Manufacturing capacity, not scientific knowledge, is the major bar to a vaccine, says Ian Jones
Covid-19 is not virus X, the mythical infection that emerges from the shadows and sweeps through the population, decimating as it goes. But it is nasty, up there with a very bad flu year, with a stubborn case-fatality rate of around 1 per cent that is worrisome and well ahead of any current seasonal infection.
No-one would disagree it deserves a vaccine. Why then is it proving so hard to make one, and to make it quickly?
Unlike some viral diseases, HIV and HCV being classic examples, the requirements for a vaccine for most coronaviruses are well known. Exposure to a large protein on the surface of the virus, the spike or S protein, is sufficient to generate antibodies that head off infection.
The virus behind Covid-19 enters human cells via the same receptor molecule targeted by the closely related SARS virus. More than a decade of SARS research has shown that the fragment of the S protein that binds to this receptor works as well as, if not better than, the complete protein as a vaccine. As a smaller molecule, it is also easier to make and store.
So the issue for immunising against Covid-19 is not biological knowledge or vaccine design. What’s impeding vaccine delivery is a lack of manufacturing capacity.
Ready to go
The vaccines we typically receive as children are live, weakened forms of the infectious agent itself. Diligence is required to ensure that every batch is safe and effective. Turning production of these vaccines on and off is not easy, and it takes time to shift production to a new variant.
More recently developed vaccines, such as the shingles vaccine Shingvax, move away from the live organisms and focus instead on single components of the virus. These vaccines are manufactured through technologies that can be turned on and off much more easily.
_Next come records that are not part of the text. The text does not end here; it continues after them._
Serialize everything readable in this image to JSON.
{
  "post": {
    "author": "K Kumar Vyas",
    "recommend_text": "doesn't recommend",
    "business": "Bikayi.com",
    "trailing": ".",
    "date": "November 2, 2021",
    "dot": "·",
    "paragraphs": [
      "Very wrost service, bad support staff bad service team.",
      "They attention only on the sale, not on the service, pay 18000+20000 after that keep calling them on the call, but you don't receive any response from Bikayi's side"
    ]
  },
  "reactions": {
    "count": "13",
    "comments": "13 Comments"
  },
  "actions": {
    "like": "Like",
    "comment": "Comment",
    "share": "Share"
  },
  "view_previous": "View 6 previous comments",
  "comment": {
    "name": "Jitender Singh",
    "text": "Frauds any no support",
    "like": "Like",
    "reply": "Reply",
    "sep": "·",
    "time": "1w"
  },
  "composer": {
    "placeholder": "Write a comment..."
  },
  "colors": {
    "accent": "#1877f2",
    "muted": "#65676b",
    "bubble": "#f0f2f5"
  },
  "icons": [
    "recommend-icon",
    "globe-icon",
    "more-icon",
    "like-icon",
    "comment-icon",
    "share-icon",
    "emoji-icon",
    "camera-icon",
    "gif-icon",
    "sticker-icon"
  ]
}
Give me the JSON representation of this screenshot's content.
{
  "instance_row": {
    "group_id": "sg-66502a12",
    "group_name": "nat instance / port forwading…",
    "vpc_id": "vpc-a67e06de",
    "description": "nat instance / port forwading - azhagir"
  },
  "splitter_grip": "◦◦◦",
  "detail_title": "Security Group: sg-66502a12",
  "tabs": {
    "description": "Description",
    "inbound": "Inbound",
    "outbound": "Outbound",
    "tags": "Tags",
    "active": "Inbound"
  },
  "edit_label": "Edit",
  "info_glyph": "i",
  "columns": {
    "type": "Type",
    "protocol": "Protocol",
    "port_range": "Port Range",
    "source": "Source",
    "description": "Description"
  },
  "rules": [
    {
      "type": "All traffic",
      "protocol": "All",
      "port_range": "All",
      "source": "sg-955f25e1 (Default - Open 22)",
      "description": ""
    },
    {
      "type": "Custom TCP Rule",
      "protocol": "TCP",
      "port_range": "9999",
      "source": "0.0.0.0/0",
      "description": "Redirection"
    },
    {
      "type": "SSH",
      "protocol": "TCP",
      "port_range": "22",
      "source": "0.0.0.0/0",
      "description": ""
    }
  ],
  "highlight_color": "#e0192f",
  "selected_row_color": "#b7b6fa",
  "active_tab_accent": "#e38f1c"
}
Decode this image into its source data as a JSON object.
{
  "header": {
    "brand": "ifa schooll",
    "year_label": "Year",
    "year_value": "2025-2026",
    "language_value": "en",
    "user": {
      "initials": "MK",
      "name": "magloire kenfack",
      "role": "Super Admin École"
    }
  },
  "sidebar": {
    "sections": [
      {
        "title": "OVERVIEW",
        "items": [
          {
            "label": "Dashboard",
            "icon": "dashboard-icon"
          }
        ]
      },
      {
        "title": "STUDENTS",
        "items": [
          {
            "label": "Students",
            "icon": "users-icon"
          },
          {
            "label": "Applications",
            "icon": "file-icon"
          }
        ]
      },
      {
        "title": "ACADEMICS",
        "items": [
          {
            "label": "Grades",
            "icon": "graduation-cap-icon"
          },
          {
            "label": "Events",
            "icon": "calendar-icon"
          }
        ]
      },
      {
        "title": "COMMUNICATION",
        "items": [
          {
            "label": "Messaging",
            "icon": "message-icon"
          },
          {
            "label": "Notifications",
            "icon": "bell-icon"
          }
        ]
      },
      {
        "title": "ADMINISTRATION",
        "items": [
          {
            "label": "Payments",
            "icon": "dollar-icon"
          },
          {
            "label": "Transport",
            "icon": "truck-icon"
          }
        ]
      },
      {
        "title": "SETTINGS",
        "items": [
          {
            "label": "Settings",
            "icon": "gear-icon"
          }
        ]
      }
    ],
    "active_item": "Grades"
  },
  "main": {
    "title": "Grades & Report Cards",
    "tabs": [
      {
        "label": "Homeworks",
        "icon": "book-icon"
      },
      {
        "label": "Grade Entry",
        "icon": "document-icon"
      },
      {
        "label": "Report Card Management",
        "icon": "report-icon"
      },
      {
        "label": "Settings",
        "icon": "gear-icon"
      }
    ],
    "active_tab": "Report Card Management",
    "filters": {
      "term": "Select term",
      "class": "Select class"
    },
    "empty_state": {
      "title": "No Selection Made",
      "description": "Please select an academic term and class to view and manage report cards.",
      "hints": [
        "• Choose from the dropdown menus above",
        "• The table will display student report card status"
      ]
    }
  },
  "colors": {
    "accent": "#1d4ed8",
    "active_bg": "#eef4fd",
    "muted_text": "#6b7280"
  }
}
A Covid-19 vaccine based on all or part of the S protein would fit these technologies very well and could be made quickly and at scale. In fact, viral material is already available: lab-made viral S protein was being advertised on commercial websites within four weeks of the virus’s genetic sequence being released.
Such material is sold for research use, but its prompt availability shows that producing a vaccine using material of this type would be straightforward. But several stumbling blocks are delaying a generally available vaccine.
One issue is the need to comply with regulatory guidelines and manufacturing standards. Facilities capable of producing material of the necessary purity and consistency are expensive to set up and maintain. Most belong to large pharmaceutical companies, which repay their investment by keeping them in constant use.
Accessing such facilities means interrupting whatever was already in production, which might not be agreeable to the company concerned. Moreover, as pharma companies have merged over the years, multiple smaller facilities have given way to a few large facilities scattered across the globe.
Time to act
In a crisis, the nations that host such sites will want their own needs met before exporting vaccine supplies abroad. Countries lacking such manufacturing options will find themselves at the back of the queue for the vaccine.
Some countries still have state serum institutes with a mission to protect against infectious disease; making vaccines is one of their roles. But in the UK these are long gone.
There have been recent initiatives to fill the gap, but they are not yet up and running. Their remit is also to produce trial batches of experimental vaccines, rather than large-scale manufacturing.
All of which leaves production of high-quality coronavirus S protein, which could undoubtedly be put to use right now, nowhere.
It is pie in the sky to suppose that we can be perfectly prepared for every eventuality. But what is galling is that years of research, most of it publicly funded, has told us what to do and provided the tools and technologies to do it. Yet some combination of the established and the sacrosanct prevents us taking the situation by the throat.
I am not suggesting shooting anyone’s arm full of half-tested biochemicals—that is just not the case for Covid-19—or moving away from the principle that medicine should do no harm. But what if this were virus X; what if the fatality rate were 10 per cent or 20 per cent?
Wouldn’t half the facilities across the globe that might currently be cranking out S protein be commandeered for immediate use? And if then, why not now?
Ian Jones is professor of virology at the University of Reading
A version of this article also appeared in Research Fortnight